CWR: How much of writing a novel is “inspiration” and how much is hard work and craft? Do you have a particular method for writing a novel
Doran: My writing process encompasses both craft and creativity. The craft part involves keeping a journal of ideas, dialogue, character traits, vignettes, that can (or might) be plugged into the story, along with a cluster diagram for each chapter; that is, what will be included in that chapter. With the journal and chapter cluster in front of me, I am “liberated” to compose the chapter, using these roadmaps as guides but not being enslaved to them.
CWR: Your novels have many philosophical themes, as you note.
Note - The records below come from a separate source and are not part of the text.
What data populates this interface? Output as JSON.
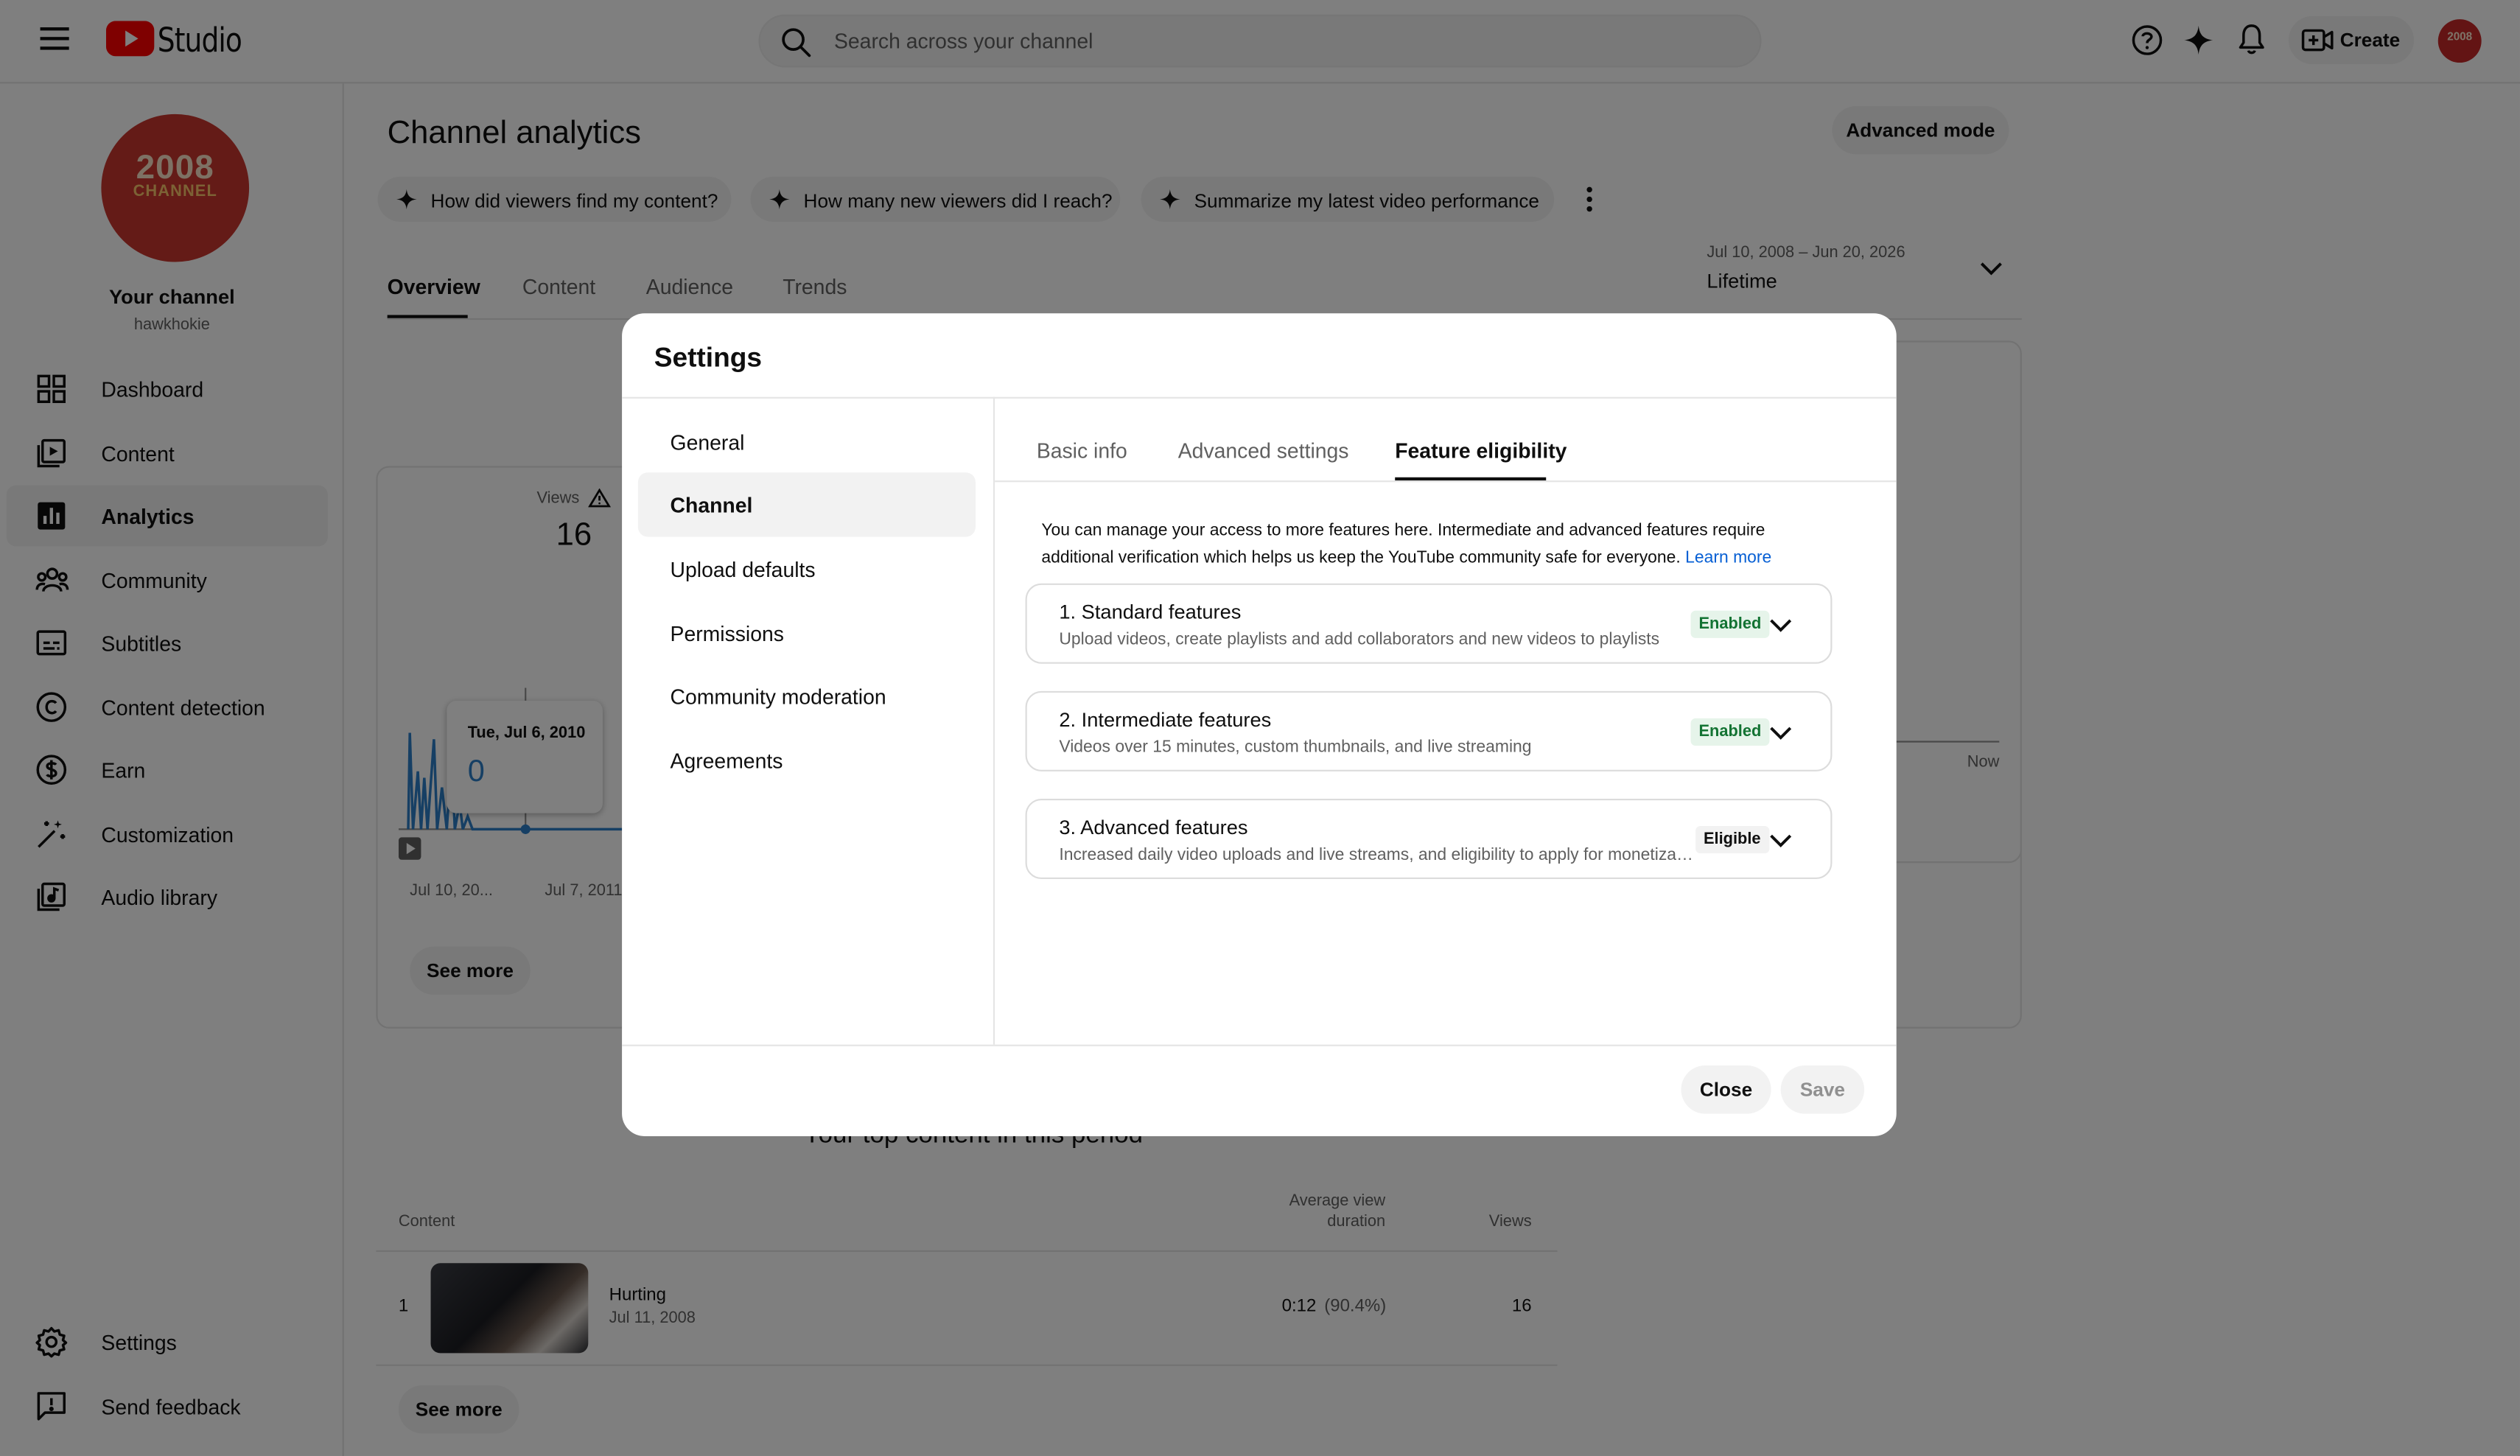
{
  "header": {
    "logo_text": "Studio",
    "search_placeholder": "Search across your channel",
    "create_label": "Create",
    "avatar_text": "2008"
  },
  "sidebar": {
    "channel_logo_top": "2008",
    "channel_logo_bottom": "CHANNEL",
    "channel_name": "Your channel",
    "channel_handle": "hawkhokie",
    "items": [
      {
        "label": "Dashboard",
        "icon": "dashboard-icon"
      },
      {
        "label": "Content",
        "icon": "content-icon"
      },
      {
        "label": "Analytics",
        "icon": "analytics-icon"
      },
      {
        "label": "Community",
        "icon": "community-icon"
      },
      {
        "label": "Subtitles",
        "icon": "subtitles-icon"
      },
      {
        "label": "Content detection",
        "icon": "copyright-icon"
      },
      {
        "label": "Earn",
        "icon": "dollar-icon"
      },
      {
        "label": "Customization",
        "icon": "magic-wand-icon"
      },
      {
        "label": "Audio library",
        "icon": "audio-library-icon"
      }
    ],
    "bottom_items": [
      {
        "label": "Settings",
        "icon": "gear-icon"
      },
      {
        "label": "Send feedback",
        "icon": "feedback-icon"
      }
    ]
  },
  "main": {
    "title": "Channel analytics",
    "advanced_mode_label": "Advanced mode",
    "chips": [
      "How did viewers find my content?",
      "How many new viewers did I reach?",
      "Summarize my latest video performance"
    ],
    "tabs": [
      "Overview",
      "Content",
      "Audience",
      "Trends"
    ],
    "date_range": "Jul 10, 2008 – Jun 20, 2026",
    "date_preset": "Lifetime",
    "views_label": "Views",
    "views_value": "16",
    "tooltip_date": "Tue, Jul 6, 2010",
    "tooltip_value": "0",
    "axis_labels": [
      "Jul 10, 20...",
      "Jul 7, 2011"
    ],
    "axis_now": "Now",
    "see_more_1": "See more",
    "top_content_heading": "Your top content in this period",
    "table": {
      "col_content": "Content",
      "col_avg_1": "Average view",
      "col_avg_2": "duration",
      "col_views": "Views",
      "rows": [
        {
          "rank": "1",
          "title": "Hurting",
          "date": "Jul 11, 2008",
          "duration": "0:12",
          "percent": "(90.4%)",
          "views": "16"
        }
      ]
    },
    "see_more_2": "See more"
  },
  "dialog": {
    "title": "Settings",
    "nav": [
      "General",
      "Channel",
      "Upload defaults",
      "Permissions",
      "Community moderation",
      "Agreements"
    ],
    "tabs": [
      "Basic info",
      "Advanced settings",
      "Feature eligibility"
    ],
    "intro_line1": "You can manage your access to more features here. Intermediate and advanced features require",
    "intro_line2": "additional verification which helps us keep the YouTube community safe for everyone.",
    "learn_more": "Learn more",
    "features": [
      {
        "title": "1. Standard features",
        "desc": "Upload videos, create playlists and add collaborators and new videos to playlists",
        "status": "Enabled"
      },
      {
        "title": "2. Intermediate features",
        "desc": "Videos over 15 minutes, custom thumbnails, and live streaming",
        "status": "Enabled"
      },
      {
        "title": "3. Advanced features",
        "desc": "Increased daily video uploads and live streams, and eligibility to apply for monetization",
        "status": "Eligible"
      }
    ],
    "close_label": "Close",
    "save_label": "Save"
  },
  "colors": {
    "brand_red": "#ff0000",
    "link_blue": "#065fd4",
    "enabled_green": "#137333"
  }
}
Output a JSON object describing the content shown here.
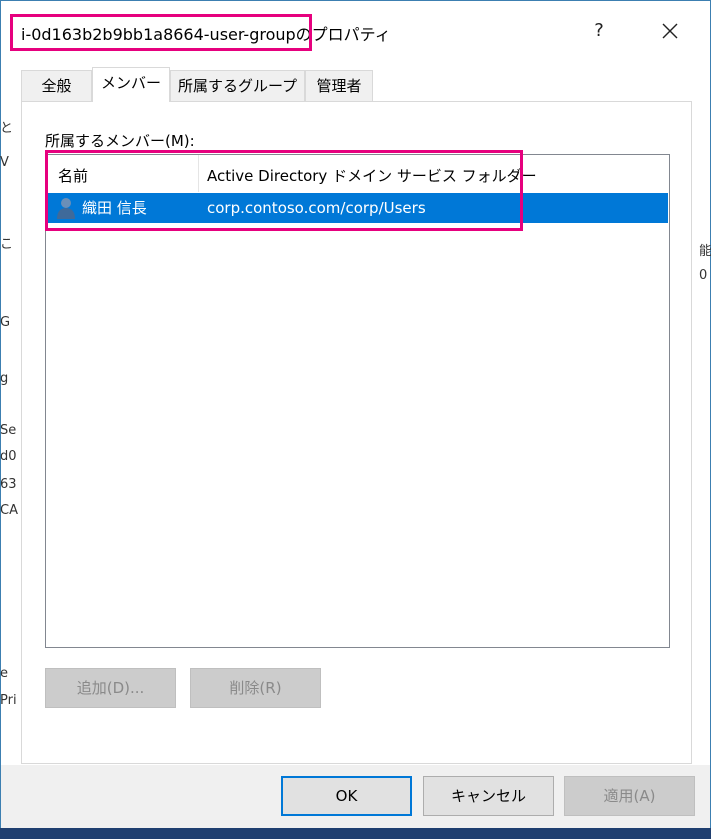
{
  "background": {
    "left_fragments": [
      "と",
      "V",
      "こ",
      "G",
      "g",
      "Se",
      "d0",
      "63",
      "CA",
      "e",
      "Pri"
    ],
    "right_fragments": [
      "能",
      "0"
    ]
  },
  "window": {
    "title": "i-0d163b2b9bb1a8664-user-groupのプロパティ",
    "help_label": "?",
    "close_label": "✕"
  },
  "tabs": [
    {
      "label": "全般",
      "active": false
    },
    {
      "label": "メンバー",
      "active": true
    },
    {
      "label": "所属するグループ",
      "active": false
    },
    {
      "label": "管理者",
      "active": false
    }
  ],
  "members": {
    "label": "所属するメンバー(M):",
    "columns": [
      "名前",
      "Active Directory ドメイン サービス フォルダー"
    ],
    "rows": [
      {
        "name": "織田 信長",
        "folder": "corp.contoso.com/corp/Users",
        "icon": "user-icon",
        "selected": true
      }
    ],
    "add_button": "追加(D)...",
    "remove_button": "削除(R)"
  },
  "footer": {
    "ok": "OK",
    "cancel": "キャンセル",
    "apply": "適用(A)"
  },
  "colors": {
    "selection": "#0078d7",
    "highlight_box": "#e6007e",
    "desktop": "#1f3f70"
  }
}
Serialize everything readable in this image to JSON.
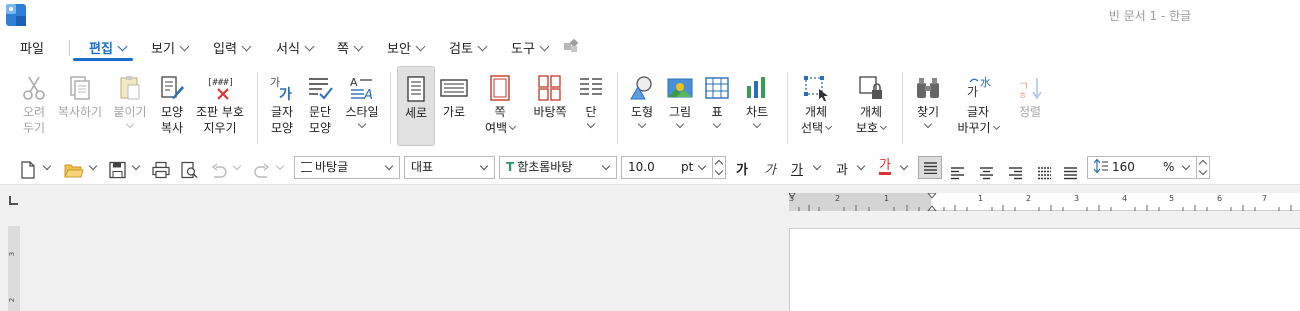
{
  "window": {
    "title": "빈 문서 1 - 한글"
  },
  "menu": {
    "file": "파일",
    "items": [
      {
        "label": "편집",
        "active": true
      },
      {
        "label": "보기"
      },
      {
        "label": "입력"
      },
      {
        "label": "서식"
      },
      {
        "label": "쪽"
      },
      {
        "label": "보안"
      },
      {
        "label": "검토"
      },
      {
        "label": "도구"
      }
    ]
  },
  "ribbon": {
    "cut": [
      "오려",
      "두기"
    ],
    "copy": "복사하기",
    "paste": "붙이기",
    "format_copy": [
      "모양",
      "복사"
    ],
    "clear_format": [
      "조판 부호",
      "지우기"
    ],
    "char_shape": [
      "글자",
      "모양"
    ],
    "para_shape": [
      "문단",
      "모양"
    ],
    "style": "스타일",
    "portrait": "세로",
    "landscape": "가로",
    "page_margin": [
      "쪽",
      "여백"
    ],
    "background": "바탕쪽",
    "columns": "단",
    "shape": "도형",
    "picture": "그림",
    "table": "표",
    "chart": "차트",
    "select_object": [
      "개체",
      "선택"
    ],
    "protect_object": [
      "개체",
      "보호"
    ],
    "find": "찾기",
    "replace": [
      "글자",
      "바꾸기"
    ],
    "sort": "정렬",
    "clear_icon_text": "[###]",
    "char_icon_text": "가",
    "replace_icon_text": "水"
  },
  "toolbar": {
    "style_name": "바탕글",
    "lang": "대표",
    "font": "함초롬바탕",
    "font_icon": "T",
    "font_size": "10.0",
    "unit": "pt",
    "bold": "가",
    "italic": "가",
    "underline": "가",
    "strike": "과",
    "color": "가",
    "line_spacing": "160",
    "percent": "%"
  },
  "ruler": {
    "numbers": [
      "3",
      "2",
      "1",
      "1",
      "2",
      "3",
      "4",
      "5",
      "6",
      "7"
    ],
    "vnumbers": [
      "3",
      "2"
    ]
  },
  "colors": {
    "accent": "#1a6fc9",
    "red": "#e03030",
    "disabled": "#a6a6a6"
  }
}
To what degree are your stories driven by themes, or characters, or plot?
Doran: I begin a story with ideas for themes, characters, and plots, but then the story starts to tell itself. Usually, there is a sudden inspiration, but then the hard work begins. There are always underlying themes that are driven by transcendent truths, but I strive to keep my authorial voice from dictating these truths to readers. Human freedom – including the prodigal son’s freedom to rebel – is a theme that I often explore. Will the prodigal son return, or won’t he? The possibility of transformation, but not the inevitability.
CWR: The main character in Terrapin is a professor of engineering. Are there autobiographical elements in the character and story? How would you describe the book in just a few sentences?
Doran: In Terrapin, one of the challenges was to integrate some experiences from my early life with wholly fictional events, and to do this as seamlessly as possible. I discovered that Harper Lee did something of this sort in To Kill A Mockingbird. When I learned this while working on Terrapin, the story took a different trajectory.
Though I have done some university teaching in my past, Terrapin was completed before I became an adjunct professor at Lawrence Technological University. However, I have been a practicing engineer in the area of water/wastewater treatment for over 35 years, so Dennis Cole’s interests and expertise are similar to mine in that respect.
Terrapin is a dark, gritty mystery, with many twists and turns, about human freedom, choices and consequences, and the possibility (but not inevitability) of transformation. When Dennis Cole and his friends convene for a reunion in Ann Arbor, terrible things begin to happen, and no one knows why. There are two timelines in Terrapin: seven consecutive days in the present interspersed with events from the main characters’ pasts. These two timelines intersect at the end of the story with a series of big surprises.
CWR: Are you currently working on another novel? If so, what can you tell us about it?
Doran: I am actively working on another story, very different from both Toward the Gleam and Terrapin, while still exploring the question of human freedom. It’s a story about a post-World War II Soviet detention facility near Berlin, where prisoners from different cultures and radically different philosophical perspectives are being held for mysterious reasons. The story’s timeline is two months in late 1945. Both literature and historical resources, including The Rise and Fall of the Third Reich and On the Edge of the Cold War informed me as I composed the story.
• Visit the Terrapin book site to view a trailer, read excerpts, download a free short story, and learn more about Doran and his writing.